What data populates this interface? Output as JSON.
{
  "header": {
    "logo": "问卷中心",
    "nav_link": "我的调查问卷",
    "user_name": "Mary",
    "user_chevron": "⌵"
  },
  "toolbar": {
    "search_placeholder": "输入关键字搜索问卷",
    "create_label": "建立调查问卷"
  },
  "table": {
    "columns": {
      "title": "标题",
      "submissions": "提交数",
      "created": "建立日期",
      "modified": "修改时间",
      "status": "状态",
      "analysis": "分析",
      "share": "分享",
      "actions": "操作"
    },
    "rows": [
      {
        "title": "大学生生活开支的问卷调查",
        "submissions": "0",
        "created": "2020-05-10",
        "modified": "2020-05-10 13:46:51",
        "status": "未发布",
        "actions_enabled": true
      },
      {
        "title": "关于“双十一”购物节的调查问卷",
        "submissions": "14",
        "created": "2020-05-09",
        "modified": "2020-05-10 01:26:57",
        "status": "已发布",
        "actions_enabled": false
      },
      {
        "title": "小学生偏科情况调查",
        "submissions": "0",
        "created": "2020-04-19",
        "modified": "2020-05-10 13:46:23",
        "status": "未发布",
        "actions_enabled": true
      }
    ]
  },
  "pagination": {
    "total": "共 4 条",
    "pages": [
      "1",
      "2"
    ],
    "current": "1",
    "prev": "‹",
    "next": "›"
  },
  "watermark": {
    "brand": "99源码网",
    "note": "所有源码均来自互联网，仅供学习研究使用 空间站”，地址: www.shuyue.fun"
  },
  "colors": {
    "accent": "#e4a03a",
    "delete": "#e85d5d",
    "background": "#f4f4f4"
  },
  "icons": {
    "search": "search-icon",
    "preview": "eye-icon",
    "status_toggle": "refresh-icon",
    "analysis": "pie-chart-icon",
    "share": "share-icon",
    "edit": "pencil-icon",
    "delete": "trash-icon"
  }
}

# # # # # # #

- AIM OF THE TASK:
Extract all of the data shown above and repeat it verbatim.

- WRITTEN RESPONSE:
What data populates this interface? Output as JSON.
{
  "header": {
    "logo": "问卷中心",
    "nav_link": "我的调查问卷",
    "user_name": "Mary",
    "user_chevron": "⌵"
  },
  "toolbar": {
    "search_placeholder": "输入关键字搜索问卷",
    "create_label": "建立调查问卷"
  },
  "table": {
    "columns": {
      "title": "标题",
      "submissions": "提交数",
      "created": "建立日期",
      "modified": "修改时间",
      "status": "状态",
      "analysis": "分析",
      "share": "分享",
      "actions": "操作"
    },
    "rows": [
      {
        "title": "大学生生活开支的问卷调查",
        "submissions": "0",
        "created": "2020-05-10",
        "modified": "2020-05-10 13:46:51",
        "status": "未发布",
        "actions_enabled": true
      },
      {
        "title": "关于“双十一”购物节的调查问卷",
        "submissions": "14",
        "created": "2020-05-09",
        "modified": "2020-05-10 01:26:57",
        "status": "已发布",
        "actions_enabled": false
      },
      {
        "title": "小学生偏科情况调查",
        "submissions": "0",
        "created": "2020-04-19",
        "modified": "2020-05-10 13:46:23",
        "status": "未发布",
        "actions_enabled": true
      }
    ]
  },
  "pagination": {
    "total": "共 4 条",
    "pages": [
      "1",
      "2"
    ],
    "current": "1",
    "prev": "‹",
    "next": "›"
  },
  "watermark": {
    "brand": "99源码网",
    "note": "所有源码均来自互联网，仅供学习研究使用 空间站”，地址: www.shuyue.fun"
  },
  "colors": {
    "accent": "#e4a03a",
    "delete": "#e85d5d",
    "background": "#f4f4f4"
  },
  "icons": {
    "search": "search-icon",
    "preview": "eye-icon",
    "status_toggle": "refresh-icon",
    "analysis": "pie-chart-icon",
    "share": "share-icon",
    "edit": "pencil-icon",
    "delete": "trash-icon"
  }
}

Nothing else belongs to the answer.